- Problem to solve
Go over the data and keep only the lines that include "true".

- Dataset rows describing interfaces
━━━

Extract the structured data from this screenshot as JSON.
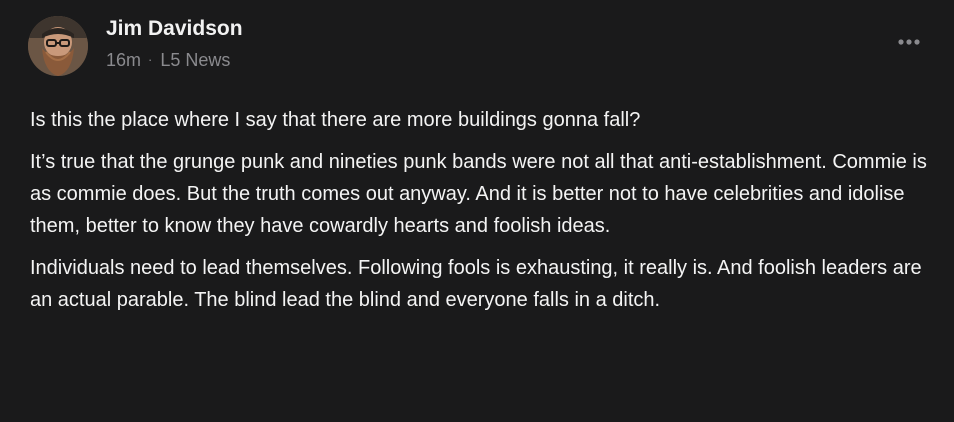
{
  "post": {
    "author": "Jim Davidson",
    "time": "16m",
    "separator": "·",
    "community": "L5 News",
    "more_icon": "more-horizontal-icon",
    "paragraphs": [
      "Is this the place where I say that there are more buildings gonna fall?",
      "It’s true that the grunge punk and nineties punk bands were not all that anti-establishment. Commie is as commie does. But the truth comes out anyway. And it is better not to have celebrities and idolise them, better to know they have cowardly hearts and foolish ideas.",
      "Individuals need to lead themselves. Following fools is exhausting, it really is. And foolish leaders are an actual parable. The blind lead the blind and everyone falls in a ditch."
    ]
  },
  "colors": {
    "background": "#1a1a1b",
    "text": "#f4f4f4",
    "muted": "#8a8a8e"
  }
}
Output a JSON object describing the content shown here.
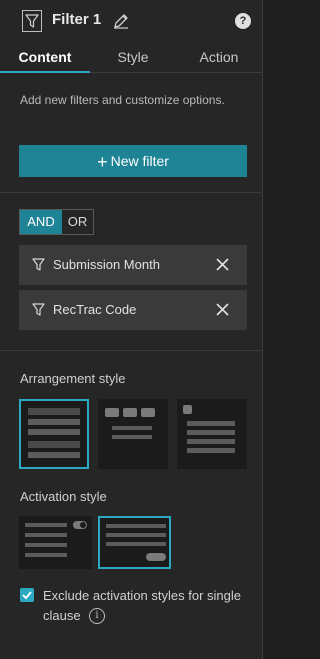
{
  "header": {
    "title": "Filter 1",
    "help_label": "?"
  },
  "tabs": [
    {
      "label": "Content",
      "active": true
    },
    {
      "label": "Style",
      "active": false
    },
    {
      "label": "Action",
      "active": false
    }
  ],
  "content": {
    "hint": "Add new filters and customize options.",
    "new_filter_label": "New filter",
    "logic": {
      "and_label": "AND",
      "or_label": "OR",
      "selected": "AND"
    },
    "clauses": [
      {
        "label": "Submission Month"
      },
      {
        "label": "RecTrac Code"
      }
    ],
    "arrangement_label": "Arrangement style",
    "arrangement_selected": 0,
    "activation_label": "Activation style",
    "activation_selected": 1,
    "exclude_label": "Exclude activation styles for single clause",
    "exclude_checked": true,
    "info_label": "i"
  },
  "colors": {
    "accent": "#1f8396",
    "accent_border": "#2aa9c0",
    "panel_bg": "#262626",
    "clause_bg": "#3a3a3a"
  },
  "icons": [
    "filter-icon",
    "pencil-icon",
    "help-icon",
    "plus-icon",
    "close-icon",
    "check-icon",
    "info-icon",
    "toggle-icon"
  ]
}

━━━

- Final answer
      "It’s true that the grunge punk and nineties punk bands were not all that anti-establishment. Commie is as commie does. But the truth comes out anyway. And it is better not to have celebrities and idolise them, better to know they have cowardly hearts and foolish ideas.",
      "active": true
    "exclude_checked": true,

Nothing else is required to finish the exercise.